Stephen King, you rascal. You never cease to fascinate me.
Surprisingly, Pet Sematary did not force me to leave the lights on at night, as per usual with Stephen King. Instead, I found myself fascinated by the language and relationships he formed within the novel.
The book starts out with an intro that give a list of people who have biographies, then a list of people who don’t. The list of people who don’t garner bios include people like the man who buried Hitler. At the end of the list, King says, “Death is a mystery, and burial is a secret.”
For over 220 pages, I assumed Gage was a healthy, long-living child. Then, this line hit me: “And Gage, who now has less than two months to live, laughed shrilly and joyously.” In the middle of a happy, father/son, kite-flying extravaganza, King threw this one at his readers, and the line smacked me in the face. After this, there’s a long tussle as to whether Gage is dead or alive or dead or alive. I enjoyed every moment.
King weaves in characters we all love, such as the Wendigo and maybe a reference to Cujo. You’ll love the research.
Read this book with no regrets. Read it with no time or all the time. Read it while you’re getting ready, waiting for your husband to broil asparagus, or trying to put off writing a particularly difficult poem. You can put it down, but God knows you’ll pick it back up.
Some of my favorite quotes from Pet Sematary:
“The soil of a man’s heart is stonier; a man grows what he can and tends it.”

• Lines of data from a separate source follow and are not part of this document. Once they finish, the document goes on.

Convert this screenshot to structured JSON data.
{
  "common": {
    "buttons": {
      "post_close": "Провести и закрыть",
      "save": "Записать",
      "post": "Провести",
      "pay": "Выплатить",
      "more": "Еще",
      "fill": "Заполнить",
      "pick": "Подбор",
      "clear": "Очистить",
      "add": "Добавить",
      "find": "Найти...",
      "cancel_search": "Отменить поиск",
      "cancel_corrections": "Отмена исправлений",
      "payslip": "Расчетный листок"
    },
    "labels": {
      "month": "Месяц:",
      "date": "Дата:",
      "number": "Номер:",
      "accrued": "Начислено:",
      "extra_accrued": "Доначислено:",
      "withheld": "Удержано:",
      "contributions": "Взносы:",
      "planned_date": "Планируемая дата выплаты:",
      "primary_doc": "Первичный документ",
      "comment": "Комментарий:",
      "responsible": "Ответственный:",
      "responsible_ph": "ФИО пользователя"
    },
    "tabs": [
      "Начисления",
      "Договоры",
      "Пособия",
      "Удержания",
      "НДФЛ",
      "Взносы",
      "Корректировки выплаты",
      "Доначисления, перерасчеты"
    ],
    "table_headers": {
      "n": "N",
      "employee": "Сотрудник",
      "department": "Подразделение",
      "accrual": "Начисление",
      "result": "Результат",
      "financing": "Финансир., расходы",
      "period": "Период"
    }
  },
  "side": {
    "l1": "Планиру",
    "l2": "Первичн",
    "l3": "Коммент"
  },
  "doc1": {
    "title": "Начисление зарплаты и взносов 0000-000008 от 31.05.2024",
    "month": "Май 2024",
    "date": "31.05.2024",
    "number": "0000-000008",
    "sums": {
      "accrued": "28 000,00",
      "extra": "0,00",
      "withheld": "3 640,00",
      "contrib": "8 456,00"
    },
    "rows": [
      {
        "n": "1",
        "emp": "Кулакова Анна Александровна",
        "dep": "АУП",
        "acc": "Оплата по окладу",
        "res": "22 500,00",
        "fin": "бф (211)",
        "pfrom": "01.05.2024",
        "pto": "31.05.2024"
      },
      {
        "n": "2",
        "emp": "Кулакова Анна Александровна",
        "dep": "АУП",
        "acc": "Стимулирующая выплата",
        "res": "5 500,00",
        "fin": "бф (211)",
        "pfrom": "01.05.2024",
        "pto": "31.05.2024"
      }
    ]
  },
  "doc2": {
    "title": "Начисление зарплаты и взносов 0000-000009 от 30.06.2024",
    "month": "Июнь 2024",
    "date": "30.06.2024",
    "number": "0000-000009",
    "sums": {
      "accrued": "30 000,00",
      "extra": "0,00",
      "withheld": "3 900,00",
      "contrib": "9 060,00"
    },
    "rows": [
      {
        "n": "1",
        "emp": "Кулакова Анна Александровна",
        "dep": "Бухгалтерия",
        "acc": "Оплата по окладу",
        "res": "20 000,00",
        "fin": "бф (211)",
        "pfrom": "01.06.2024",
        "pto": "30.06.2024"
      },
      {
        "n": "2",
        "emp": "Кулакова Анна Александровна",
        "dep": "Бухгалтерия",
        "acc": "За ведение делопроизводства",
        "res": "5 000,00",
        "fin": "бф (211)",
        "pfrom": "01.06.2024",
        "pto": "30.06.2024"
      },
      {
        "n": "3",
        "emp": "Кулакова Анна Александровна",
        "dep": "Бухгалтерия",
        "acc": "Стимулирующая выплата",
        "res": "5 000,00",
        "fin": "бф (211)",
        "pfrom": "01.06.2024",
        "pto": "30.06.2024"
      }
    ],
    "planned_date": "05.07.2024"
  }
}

“Hey police? I just saw the world’s oldest, slowest kid climbing into Pleasantview Cemetery. Looked like he was dying to get in. Yeah, looked like a grave matter to me. Kidding? Oh no, I’m in dead earnest. Maybe you ought to dig into it.”
“Life sucks, then you die.”
“The old sleep poorly. Perhaps they stand watch.”